(Data about app and page elements)
────────────────────
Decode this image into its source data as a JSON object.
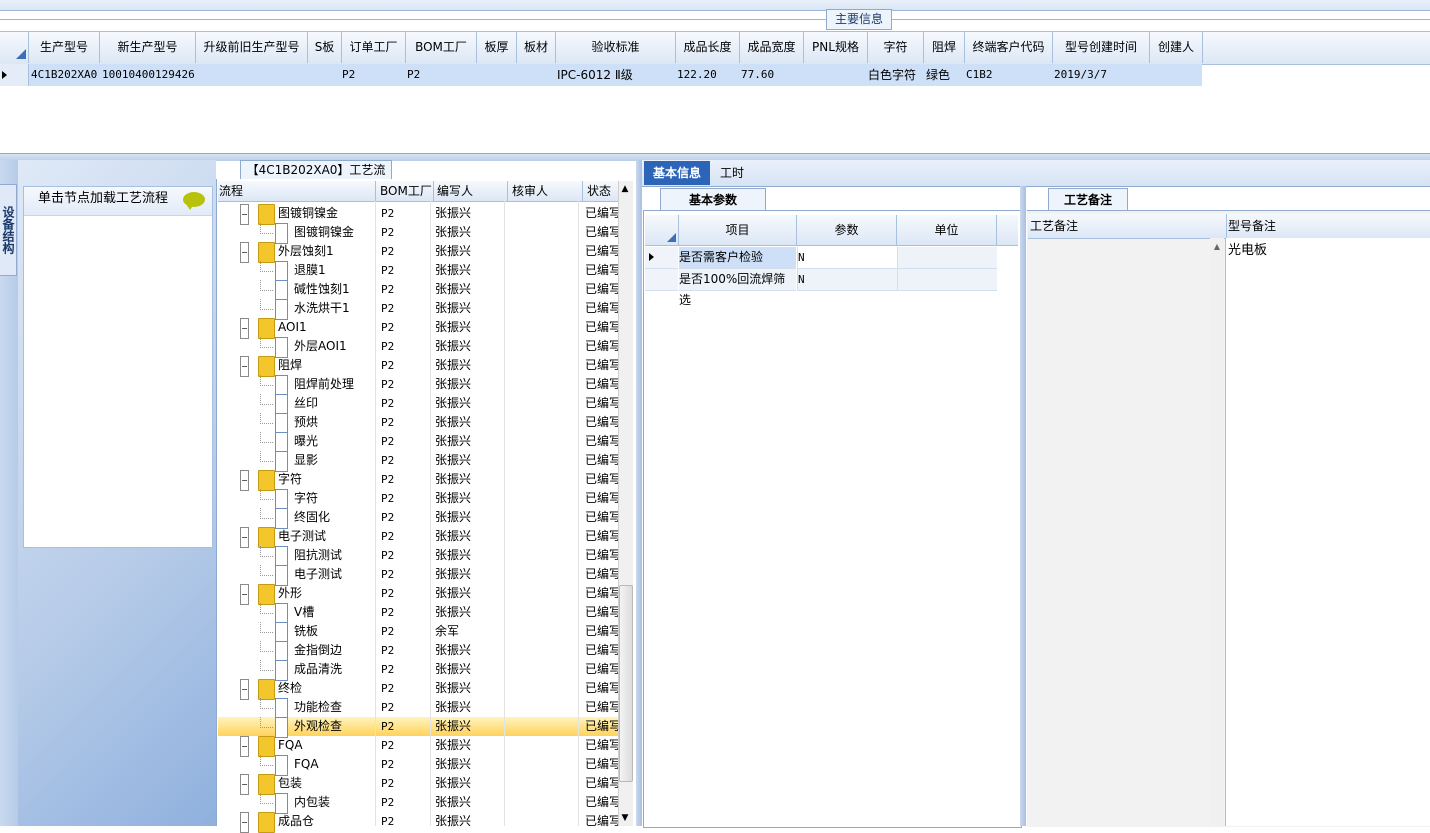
{
  "main_info_tab": "主要信息",
  "product_grid": {
    "columns": [
      "生产型号",
      "新生产型号",
      "升级前旧生产型号",
      "S板",
      "订单工厂",
      "BOM工厂",
      "板厚",
      "板材",
      "验收标准",
      "成品长度",
      "成品宽度",
      "PNL规格",
      "字符",
      "阻焊",
      "终端客户代码",
      "型号创建时间",
      "创建人"
    ],
    "row": {
      "prod_model": "4C1B202XA0",
      "new_model": "10010400129426",
      "old_model": "",
      "s_board": "",
      "order_factory": "P2",
      "bom_factory": "P2",
      "thickness": "",
      "material": "",
      "standard": "IPC-6012 Ⅱ级",
      "length": "122.20",
      "width": "77.60",
      "pnl": "",
      "char": "白色字符",
      "solder": "绿色",
      "customer_code": "C1B2",
      "created": "2019/3/7",
      "creator": ""
    }
  },
  "left_panel": {
    "vertical_tab": "设备结构",
    "hint": "单击节点加载工艺流程"
  },
  "tree": {
    "title": "【4C1B202XA0】工艺流程",
    "columns": [
      "流程",
      "BOM工厂",
      "编写人",
      "核审人",
      "状态"
    ],
    "rows": [
      {
        "label": "图镀铜镍金",
        "type": "folder",
        "factory": "P2",
        "writer": "张振兴",
        "status": "已编写"
      },
      {
        "label": "图镀铜镍金",
        "type": "doc",
        "factory": "P2",
        "writer": "张振兴",
        "status": "已编写"
      },
      {
        "label": "外层蚀刻1",
        "type": "folder",
        "factory": "P2",
        "writer": "张振兴",
        "status": "已编写"
      },
      {
        "label": "退膜1",
        "type": "doc",
        "factory": "P2",
        "writer": "张振兴",
        "status": "已编写"
      },
      {
        "label": "碱性蚀刻1",
        "type": "doc",
        "factory": "P2",
        "writer": "张振兴",
        "status": "已编写"
      },
      {
        "label": "水洗烘干1",
        "type": "doc",
        "factory": "P2",
        "writer": "张振兴",
        "status": "已编写"
      },
      {
        "label": "AOI1",
        "type": "folder",
        "factory": "P2",
        "writer": "张振兴",
        "status": "已编写"
      },
      {
        "label": "外层AOI1",
        "type": "doc",
        "factory": "P2",
        "writer": "张振兴",
        "status": "已编写"
      },
      {
        "label": "阻焊",
        "type": "folder",
        "factory": "P2",
        "writer": "张振兴",
        "status": "已编写"
      },
      {
        "label": "阻焊前处理",
        "type": "doc",
        "factory": "P2",
        "writer": "张振兴",
        "status": "已编写"
      },
      {
        "label": "丝印",
        "type": "doc",
        "factory": "P2",
        "writer": "张振兴",
        "status": "已编写"
      },
      {
        "label": "预烘",
        "type": "doc",
        "factory": "P2",
        "writer": "张振兴",
        "status": "已编写"
      },
      {
        "label": "曝光",
        "type": "doc",
        "factory": "P2",
        "writer": "张振兴",
        "status": "已编写"
      },
      {
        "label": "显影",
        "type": "doc",
        "factory": "P2",
        "writer": "张振兴",
        "status": "已编写"
      },
      {
        "label": "字符",
        "type": "folder",
        "factory": "P2",
        "writer": "张振兴",
        "status": "已编写"
      },
      {
        "label": "字符",
        "type": "doc",
        "factory": "P2",
        "writer": "张振兴",
        "status": "已编写"
      },
      {
        "label": "终固化",
        "type": "doc",
        "factory": "P2",
        "writer": "张振兴",
        "status": "已编写"
      },
      {
        "label": "电子测试",
        "type": "folder",
        "factory": "P2",
        "writer": "张振兴",
        "status": "已编写"
      },
      {
        "label": "阻抗测试",
        "type": "doc",
        "factory": "P2",
        "writer": "张振兴",
        "status": "已编写"
      },
      {
        "label": "电子测试",
        "type": "doc",
        "factory": "P2",
        "writer": "张振兴",
        "status": "已编写"
      },
      {
        "label": "外形",
        "type": "folder",
        "factory": "P2",
        "writer": "张振兴",
        "status": "已编写"
      },
      {
        "label": "V槽",
        "type": "doc",
        "factory": "P2",
        "writer": "张振兴",
        "status": "已编写"
      },
      {
        "label": "铣板",
        "type": "doc",
        "factory": "P2",
        "writer": "余军",
        "status": "已编写"
      },
      {
        "label": "金指倒边",
        "type": "doc",
        "factory": "P2",
        "writer": "张振兴",
        "status": "已编写"
      },
      {
        "label": "成品清洗",
        "type": "doc",
        "factory": "P2",
        "writer": "张振兴",
        "status": "已编写"
      },
      {
        "label": "终检",
        "type": "folder",
        "factory": "P2",
        "writer": "张振兴",
        "status": "已编写"
      },
      {
        "label": "功能检查",
        "type": "doc",
        "factory": "P2",
        "writer": "张振兴",
        "status": "已编写"
      },
      {
        "label": "外观检查",
        "type": "doc",
        "factory": "P2",
        "writer": "张振兴",
        "status": "已编写",
        "selected": true
      },
      {
        "label": "FQA",
        "type": "folder",
        "factory": "P2",
        "writer": "张振兴",
        "status": "已编写"
      },
      {
        "label": "FQA",
        "type": "doc",
        "factory": "P2",
        "writer": "张振兴",
        "status": "已编写"
      },
      {
        "label": "包装",
        "type": "folder",
        "factory": "P2",
        "writer": "张振兴",
        "status": "已编写"
      },
      {
        "label": "内包装",
        "type": "doc",
        "factory": "P2",
        "writer": "张振兴",
        "status": "已编写"
      },
      {
        "label": "成品仓",
        "type": "folder",
        "factory": "P2",
        "writer": "张振兴",
        "status": "已编写"
      }
    ]
  },
  "right_panel": {
    "tabs": [
      "基本信息",
      "工时"
    ],
    "sub_tab": "基本参数",
    "param_columns": [
      "项目",
      "参数",
      "单位"
    ],
    "params": [
      {
        "item": "是否需客户检验",
        "value": "N",
        "unit": ""
      },
      {
        "item": "是否100%回流焊筛选",
        "value": "N",
        "unit": ""
      }
    ],
    "note_tab": "工艺备注",
    "note_columns": [
      "工艺备注",
      "型号备注"
    ],
    "model_note": "光电板"
  },
  "colors": {
    "selection": "#cde0f7",
    "accent": "#2c64b7",
    "tree_selected": "#ffd35c",
    "folder": "#f3c62c"
  }
}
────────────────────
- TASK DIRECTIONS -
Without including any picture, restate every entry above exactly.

- EXERCISE RESPONSE -
Decode this image into its source data as a JSON object.
{
  "main_info_tab": "主要信息",
  "product_grid": {
    "columns": [
      "生产型号",
      "新生产型号",
      "升级前旧生产型号",
      "S板",
      "订单工厂",
      "BOM工厂",
      "板厚",
      "板材",
      "验收标准",
      "成品长度",
      "成品宽度",
      "PNL规格",
      "字符",
      "阻焊",
      "终端客户代码",
      "型号创建时间",
      "创建人"
    ],
    "row": {
      "prod_model": "4C1B202XA0",
      "new_model": "10010400129426",
      "old_model": "",
      "s_board": "",
      "order_factory": "P2",
      "bom_factory": "P2",
      "thickness": "",
      "material": "",
      "standard": "IPC-6012 Ⅱ级",
      "length": "122.20",
      "width": "77.60",
      "pnl": "",
      "char": "白色字符",
      "solder": "绿色",
      "customer_code": "C1B2",
      "created": "2019/3/7",
      "creator": ""
    }
  },
  "left_panel": {
    "vertical_tab": "设备结构",
    "hint": "单击节点加载工艺流程"
  },
  "tree": {
    "title": "【4C1B202XA0】工艺流程",
    "columns": [
      "流程",
      "BOM工厂",
      "编写人",
      "核审人",
      "状态"
    ],
    "rows": [
      {
        "label": "图镀铜镍金",
        "type": "folder",
        "factory": "P2",
        "writer": "张振兴",
        "status": "已编写"
      },
      {
        "label": "图镀铜镍金",
        "type": "doc",
        "factory": "P2",
        "writer": "张振兴",
        "status": "已编写"
      },
      {
        "label": "外层蚀刻1",
        "type": "folder",
        "factory": "P2",
        "writer": "张振兴",
        "status": "已编写"
      },
      {
        "label": "退膜1",
        "type": "doc",
        "factory": "P2",
        "writer": "张振兴",
        "status": "已编写"
      },
      {
        "label": "碱性蚀刻1",
        "type": "doc",
        "factory": "P2",
        "writer": "张振兴",
        "status": "已编写"
      },
      {
        "label": "水洗烘干1",
        "type": "doc",
        "factory": "P2",
        "writer": "张振兴",
        "status": "已编写"
      },
      {
        "label": "AOI1",
        "type": "folder",
        "factory": "P2",
        "writer": "张振兴",
        "status": "已编写"
      },
      {
        "label": "外层AOI1",
        "type": "doc",
        "factory": "P2",
        "writer": "张振兴",
        "status": "已编写"
      },
      {
        "label": "阻焊",
        "type": "folder",
        "factory": "P2",
        "writer": "张振兴",
        "status": "已编写"
      },
      {
        "label": "阻焊前处理",
        "type": "doc",
        "factory": "P2",
        "writer": "张振兴",
        "status": "已编写"
      },
      {
        "label": "丝印",
        "type": "doc",
        "factory": "P2",
        "writer": "张振兴",
        "status": "已编写"
      },
      {
        "label": "预烘",
        "type": "doc",
        "factory": "P2",
        "writer": "张振兴",
        "status": "已编写"
      },
      {
        "label": "曝光",
        "type": "doc",
        "factory": "P2",
        "writer": "张振兴",
        "status": "已编写"
      },
      {
        "label": "显影",
        "type": "doc",
        "factory": "P2",
        "writer": "张振兴",
        "status": "已编写"
      },
      {
        "label": "字符",
        "type": "folder",
        "factory": "P2",
        "writer": "张振兴",
        "status": "已编写"
      },
      {
        "label": "字符",
        "type": "doc",
        "factory": "P2",
        "writer": "张振兴",
        "status": "已编写"
      },
      {
        "label": "终固化",
        "type": "doc",
        "factory": "P2",
        "writer": "张振兴",
        "status": "已编写"
      },
      {
        "label": "电子测试",
        "type": "folder",
        "factory": "P2",
        "writer": "张振兴",
        "status": "已编写"
      },
      {
        "label": "阻抗测试",
        "type": "doc",
        "factory": "P2",
        "writer": "张振兴",
        "status": "已编写"
      },
      {
        "label": "电子测试",
        "type": "doc",
        "factory": "P2",
        "writer": "张振兴",
        "status": "已编写"
      },
      {
        "label": "外形",
        "type": "folder",
        "factory": "P2",
        "writer": "张振兴",
        "status": "已编写"
      },
      {
        "label": "V槽",
        "type": "doc",
        "factory": "P2",
        "writer": "张振兴",
        "status": "已编写"
      },
      {
        "label": "铣板",
        "type": "doc",
        "factory": "P2",
        "writer": "余军",
        "status": "已编写"
      },
      {
        "label": "金指倒边",
        "type": "doc",
        "factory": "P2",
        "writer": "张振兴",
        "status": "已编写"
      },
      {
        "label": "成品清洗",
        "type": "doc",
        "factory": "P2",
        "writer": "张振兴",
        "status": "已编写"
      },
      {
        "label": "终检",
        "type": "folder",
        "factory": "P2",
        "writer": "张振兴",
        "status": "已编写"
      },
      {
        "label": "功能检查",
        "type": "doc",
        "factory": "P2",
        "writer": "张振兴",
        "status": "已编写"
      },
      {
        "label": "外观检查",
        "type": "doc",
        "factory": "P2",
        "writer": "张振兴",
        "status": "已编写",
        "selected": true
      },
      {
        "label": "FQA",
        "type": "folder",
        "factory": "P2",
        "writer": "张振兴",
        "status": "已编写"
      },
      {
        "label": "FQA",
        "type": "doc",
        "factory": "P2",
        "writer": "张振兴",
        "status": "已编写"
      },
      {
        "label": "包装",
        "type": "folder",
        "factory": "P2",
        "writer": "张振兴",
        "status": "已编写"
      },
      {
        "label": "内包装",
        "type": "doc",
        "factory": "P2",
        "writer": "张振兴",
        "status": "已编写"
      },
      {
        "label": "成品仓",
        "type": "folder",
        "factory": "P2",
        "writer": "张振兴",
        "status": "已编写"
      }
    ]
  },
  "right_panel": {
    "tabs": [
      "基本信息",
      "工时"
    ],
    "sub_tab": "基本参数",
    "param_columns": [
      "项目",
      "参数",
      "单位"
    ],
    "params": [
      {
        "item": "是否需客户检验",
        "value": "N",
        "unit": ""
      },
      {
        "item": "是否100%回流焊筛选",
        "value": "N",
        "unit": ""
      }
    ],
    "note_tab": "工艺备注",
    "note_columns": [
      "工艺备注",
      "型号备注"
    ],
    "model_note": "光电板"
  },
  "colors": {
    "selection": "#cde0f7",
    "accent": "#2c64b7",
    "tree_selected": "#ffd35c",
    "folder": "#f3c62c"
  }
}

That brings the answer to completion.